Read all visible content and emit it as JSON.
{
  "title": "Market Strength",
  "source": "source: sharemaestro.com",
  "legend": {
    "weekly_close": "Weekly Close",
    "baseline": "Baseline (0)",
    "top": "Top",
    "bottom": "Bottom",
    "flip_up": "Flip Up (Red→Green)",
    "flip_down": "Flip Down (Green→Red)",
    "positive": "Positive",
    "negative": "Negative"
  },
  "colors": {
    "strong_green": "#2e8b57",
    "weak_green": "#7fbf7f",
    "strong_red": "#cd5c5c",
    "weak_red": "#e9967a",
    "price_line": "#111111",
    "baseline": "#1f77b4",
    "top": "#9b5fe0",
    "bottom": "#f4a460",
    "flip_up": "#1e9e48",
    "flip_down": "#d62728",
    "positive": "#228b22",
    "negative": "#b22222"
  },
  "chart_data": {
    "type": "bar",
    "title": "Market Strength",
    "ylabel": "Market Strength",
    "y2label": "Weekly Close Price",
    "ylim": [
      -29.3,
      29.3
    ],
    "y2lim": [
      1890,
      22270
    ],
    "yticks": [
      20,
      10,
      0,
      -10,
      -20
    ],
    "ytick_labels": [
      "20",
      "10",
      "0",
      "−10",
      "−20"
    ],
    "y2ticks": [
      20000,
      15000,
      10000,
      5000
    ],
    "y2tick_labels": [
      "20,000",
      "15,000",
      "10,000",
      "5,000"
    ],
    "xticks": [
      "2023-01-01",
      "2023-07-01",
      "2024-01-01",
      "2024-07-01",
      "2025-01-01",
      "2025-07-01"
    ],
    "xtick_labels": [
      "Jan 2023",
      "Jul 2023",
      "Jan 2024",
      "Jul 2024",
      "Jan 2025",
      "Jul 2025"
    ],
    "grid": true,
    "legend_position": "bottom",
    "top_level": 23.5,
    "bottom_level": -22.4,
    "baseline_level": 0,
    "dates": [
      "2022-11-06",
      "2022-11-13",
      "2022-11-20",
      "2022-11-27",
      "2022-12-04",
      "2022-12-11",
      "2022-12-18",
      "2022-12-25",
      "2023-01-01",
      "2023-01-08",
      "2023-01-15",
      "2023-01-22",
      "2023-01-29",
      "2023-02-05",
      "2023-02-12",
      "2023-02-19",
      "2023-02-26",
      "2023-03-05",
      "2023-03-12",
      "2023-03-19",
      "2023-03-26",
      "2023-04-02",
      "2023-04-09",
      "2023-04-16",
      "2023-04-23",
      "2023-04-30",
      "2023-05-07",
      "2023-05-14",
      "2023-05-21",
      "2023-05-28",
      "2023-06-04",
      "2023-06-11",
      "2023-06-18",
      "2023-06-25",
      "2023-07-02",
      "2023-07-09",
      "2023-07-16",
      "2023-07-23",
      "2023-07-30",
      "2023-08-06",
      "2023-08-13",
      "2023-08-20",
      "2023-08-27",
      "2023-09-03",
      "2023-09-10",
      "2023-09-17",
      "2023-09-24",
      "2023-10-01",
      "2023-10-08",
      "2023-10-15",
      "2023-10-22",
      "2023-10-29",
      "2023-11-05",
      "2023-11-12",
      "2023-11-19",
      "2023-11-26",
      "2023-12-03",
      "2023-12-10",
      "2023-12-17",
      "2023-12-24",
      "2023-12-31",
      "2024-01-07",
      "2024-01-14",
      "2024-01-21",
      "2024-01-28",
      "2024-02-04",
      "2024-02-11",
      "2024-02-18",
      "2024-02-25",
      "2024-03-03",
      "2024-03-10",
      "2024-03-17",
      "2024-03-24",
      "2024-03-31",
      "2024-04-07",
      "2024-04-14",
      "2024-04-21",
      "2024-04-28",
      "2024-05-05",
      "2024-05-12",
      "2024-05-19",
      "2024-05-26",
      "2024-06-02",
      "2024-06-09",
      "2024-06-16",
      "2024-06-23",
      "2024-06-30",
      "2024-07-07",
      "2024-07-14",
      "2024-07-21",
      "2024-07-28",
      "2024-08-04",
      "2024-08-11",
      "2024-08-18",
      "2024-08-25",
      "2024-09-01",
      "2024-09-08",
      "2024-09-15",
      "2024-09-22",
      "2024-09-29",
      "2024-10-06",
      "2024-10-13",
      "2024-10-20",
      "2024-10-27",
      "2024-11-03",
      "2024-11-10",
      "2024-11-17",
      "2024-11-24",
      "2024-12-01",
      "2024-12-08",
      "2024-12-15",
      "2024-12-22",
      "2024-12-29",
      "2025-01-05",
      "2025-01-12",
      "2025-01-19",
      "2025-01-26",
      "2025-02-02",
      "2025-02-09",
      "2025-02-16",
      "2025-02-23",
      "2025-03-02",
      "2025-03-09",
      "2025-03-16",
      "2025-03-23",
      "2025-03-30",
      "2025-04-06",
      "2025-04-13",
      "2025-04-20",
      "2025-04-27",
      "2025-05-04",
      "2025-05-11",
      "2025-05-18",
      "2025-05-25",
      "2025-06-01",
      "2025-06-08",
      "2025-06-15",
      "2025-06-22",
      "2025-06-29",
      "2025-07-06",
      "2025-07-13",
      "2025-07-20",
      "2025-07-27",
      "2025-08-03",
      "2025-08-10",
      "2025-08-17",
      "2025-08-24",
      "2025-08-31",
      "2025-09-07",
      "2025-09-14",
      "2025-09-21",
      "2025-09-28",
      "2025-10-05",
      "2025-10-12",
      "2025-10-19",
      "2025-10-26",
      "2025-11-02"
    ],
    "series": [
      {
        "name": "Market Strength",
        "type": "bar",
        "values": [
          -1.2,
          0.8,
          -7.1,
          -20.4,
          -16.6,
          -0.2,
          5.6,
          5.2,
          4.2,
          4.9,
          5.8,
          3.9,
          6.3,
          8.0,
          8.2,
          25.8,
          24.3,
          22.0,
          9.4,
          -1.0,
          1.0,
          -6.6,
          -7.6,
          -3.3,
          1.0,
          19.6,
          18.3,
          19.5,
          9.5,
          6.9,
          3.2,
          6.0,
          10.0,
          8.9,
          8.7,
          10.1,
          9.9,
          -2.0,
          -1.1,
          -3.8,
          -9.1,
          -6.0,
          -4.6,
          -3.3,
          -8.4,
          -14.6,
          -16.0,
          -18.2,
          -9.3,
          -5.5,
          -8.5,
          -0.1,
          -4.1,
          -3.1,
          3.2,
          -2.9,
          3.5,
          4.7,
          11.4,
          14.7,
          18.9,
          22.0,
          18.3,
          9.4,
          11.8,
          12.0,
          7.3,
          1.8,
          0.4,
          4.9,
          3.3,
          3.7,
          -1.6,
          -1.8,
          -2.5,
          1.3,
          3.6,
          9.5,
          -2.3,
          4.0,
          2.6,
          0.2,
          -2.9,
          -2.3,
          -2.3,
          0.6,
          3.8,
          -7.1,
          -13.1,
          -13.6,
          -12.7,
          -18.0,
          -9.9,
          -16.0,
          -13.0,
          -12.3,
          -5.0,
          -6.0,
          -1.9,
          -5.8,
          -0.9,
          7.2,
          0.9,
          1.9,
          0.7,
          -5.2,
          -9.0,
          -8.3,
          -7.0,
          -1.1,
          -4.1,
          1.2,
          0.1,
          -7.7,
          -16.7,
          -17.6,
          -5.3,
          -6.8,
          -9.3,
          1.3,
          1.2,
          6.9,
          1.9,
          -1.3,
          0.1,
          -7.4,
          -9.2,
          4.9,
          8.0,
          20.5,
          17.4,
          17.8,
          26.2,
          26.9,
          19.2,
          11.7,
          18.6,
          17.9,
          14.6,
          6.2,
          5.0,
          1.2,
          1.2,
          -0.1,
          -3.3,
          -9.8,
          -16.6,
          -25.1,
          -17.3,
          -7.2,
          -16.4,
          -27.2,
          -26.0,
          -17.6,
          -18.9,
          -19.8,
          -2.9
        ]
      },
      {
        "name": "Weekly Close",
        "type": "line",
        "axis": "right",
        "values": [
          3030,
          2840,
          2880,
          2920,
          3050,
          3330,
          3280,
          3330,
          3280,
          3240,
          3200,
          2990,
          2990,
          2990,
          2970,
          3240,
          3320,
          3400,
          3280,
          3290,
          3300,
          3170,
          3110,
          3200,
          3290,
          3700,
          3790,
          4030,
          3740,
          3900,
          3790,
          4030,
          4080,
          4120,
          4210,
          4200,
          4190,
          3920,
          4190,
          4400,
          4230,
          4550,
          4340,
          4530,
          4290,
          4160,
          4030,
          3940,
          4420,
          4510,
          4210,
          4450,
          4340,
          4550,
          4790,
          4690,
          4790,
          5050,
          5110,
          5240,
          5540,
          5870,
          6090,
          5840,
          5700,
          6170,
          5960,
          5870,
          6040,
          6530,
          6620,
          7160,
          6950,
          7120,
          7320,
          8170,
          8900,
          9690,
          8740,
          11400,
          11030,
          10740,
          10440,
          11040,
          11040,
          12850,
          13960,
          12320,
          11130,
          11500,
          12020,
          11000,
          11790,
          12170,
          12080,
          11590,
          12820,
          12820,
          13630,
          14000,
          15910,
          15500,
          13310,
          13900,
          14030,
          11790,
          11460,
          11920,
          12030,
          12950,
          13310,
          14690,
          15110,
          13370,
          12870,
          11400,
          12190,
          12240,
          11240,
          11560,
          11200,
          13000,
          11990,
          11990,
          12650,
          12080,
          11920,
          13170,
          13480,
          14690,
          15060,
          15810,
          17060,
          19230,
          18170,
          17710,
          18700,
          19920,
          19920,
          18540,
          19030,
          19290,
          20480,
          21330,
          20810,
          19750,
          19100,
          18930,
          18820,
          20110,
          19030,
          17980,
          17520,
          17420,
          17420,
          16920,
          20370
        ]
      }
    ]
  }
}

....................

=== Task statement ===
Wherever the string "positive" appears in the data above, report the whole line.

=== Answer ===
    "positive": "Positive",
    "positive": "#228b22",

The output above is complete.